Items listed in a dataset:
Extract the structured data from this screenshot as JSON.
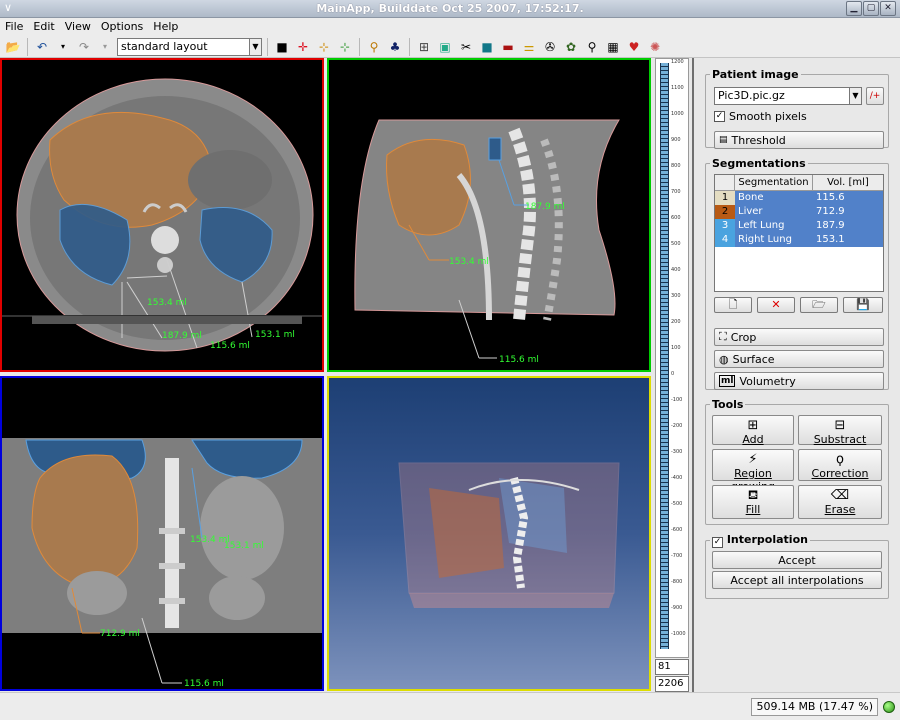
{
  "window": {
    "title": "MainApp, Builddate Oct 25 2007, 17:52:17.",
    "system_menu": "∨",
    "controls": [
      "▁",
      "▢",
      "✕"
    ]
  },
  "menu": [
    "File",
    "Edit",
    "View",
    "Options",
    "Help"
  ],
  "toolbar": {
    "layout_value": "standard layout",
    "icons": [
      "open-icon",
      "undo-icon",
      "undo-dropdown-icon",
      "redo-icon",
      "redo-dropdown-icon",
      "single-view-icon",
      "crosshair-icon",
      "measure-icon",
      "annotate-icon",
      "pointset-icon",
      "volume-icon",
      "grid-icon",
      "mpr-icon",
      "cut-icon",
      "cube-icon",
      "slice-icon",
      "ruler-icon",
      "camera-icon",
      "segmentation-icon",
      "lasso-icon",
      "table-icon",
      "heart-icon",
      "brain-icon"
    ]
  },
  "views": {
    "top_left": {
      "border": "#e00000",
      "measurements": [
        "153.4 ml",
        "187.9 ml",
        "115.6 ml",
        "153.1 ml"
      ]
    },
    "top_right": {
      "border": "#00cc00",
      "measurements": [
        "187.9 ml",
        "153.4 ml",
        "115.6 ml"
      ]
    },
    "bottom_left": {
      "border": "#0000dd",
      "measurements": [
        "153.4 ml",
        "153.1 ml",
        "712.9 ml",
        "115.6 ml"
      ]
    },
    "bottom_right": {
      "border": "#dddd00"
    }
  },
  "levelwindow": {
    "ticks": [
      "1200",
      "1100",
      "1000",
      "900",
      "800",
      "700",
      "600",
      "500",
      "400",
      "300",
      "200",
      "100",
      "0",
      "-100",
      "-200",
      "-300",
      "-400",
      "-500",
      "-600",
      "-700",
      "-800",
      "-900",
      "-1000"
    ],
    "level": "81",
    "window": "2206"
  },
  "panel": {
    "patient_image": {
      "title": "Patient image",
      "file": "Pic3D.pic.gz",
      "smooth_pixels": "Smooth pixels",
      "smooth_checked": true,
      "threshold": "Threshold"
    },
    "segmentations": {
      "title": "Segmentations",
      "col_segmentation": "Segmentation",
      "col_volume": "Vol. [ml]",
      "rows": [
        {
          "num": "1",
          "name": "Bone",
          "vol": "115.6",
          "color": "#e4ddc2"
        },
        {
          "num": "2",
          "name": "Liver",
          "vol": "712.9",
          "color": "#b85a14"
        },
        {
          "num": "3",
          "name": "Left Lung",
          "vol": "187.9",
          "color": "#4aa3df"
        },
        {
          "num": "4",
          "name": "Right Lung",
          "vol": "153.1",
          "color": "#4aa3df"
        }
      ],
      "crop": "Crop",
      "surface": "Surface",
      "volumetry": "Volumetry",
      "volumetry_icon_text": "ml"
    },
    "tools": {
      "title": "Tools",
      "add": "Add",
      "subtract": "Substract",
      "region_growing": "Region growing",
      "correction": "Correction",
      "fill": "Fill",
      "erase": "Erase"
    },
    "interpolation": {
      "title": "Interpolation",
      "checked": true,
      "accept": "Accept",
      "accept_all": "Accept all interpolations"
    }
  },
  "status": {
    "memory": "509.14 MB (17.47 %)"
  }
}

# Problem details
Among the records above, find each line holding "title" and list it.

# Worked solution
    "title": "MainApp, Builddate Oct 25 2007, 17:52:17.",
      "title": "Patient image",
      "title": "Segmentations",
      "title": "Tools",
      "title": "Interpolation",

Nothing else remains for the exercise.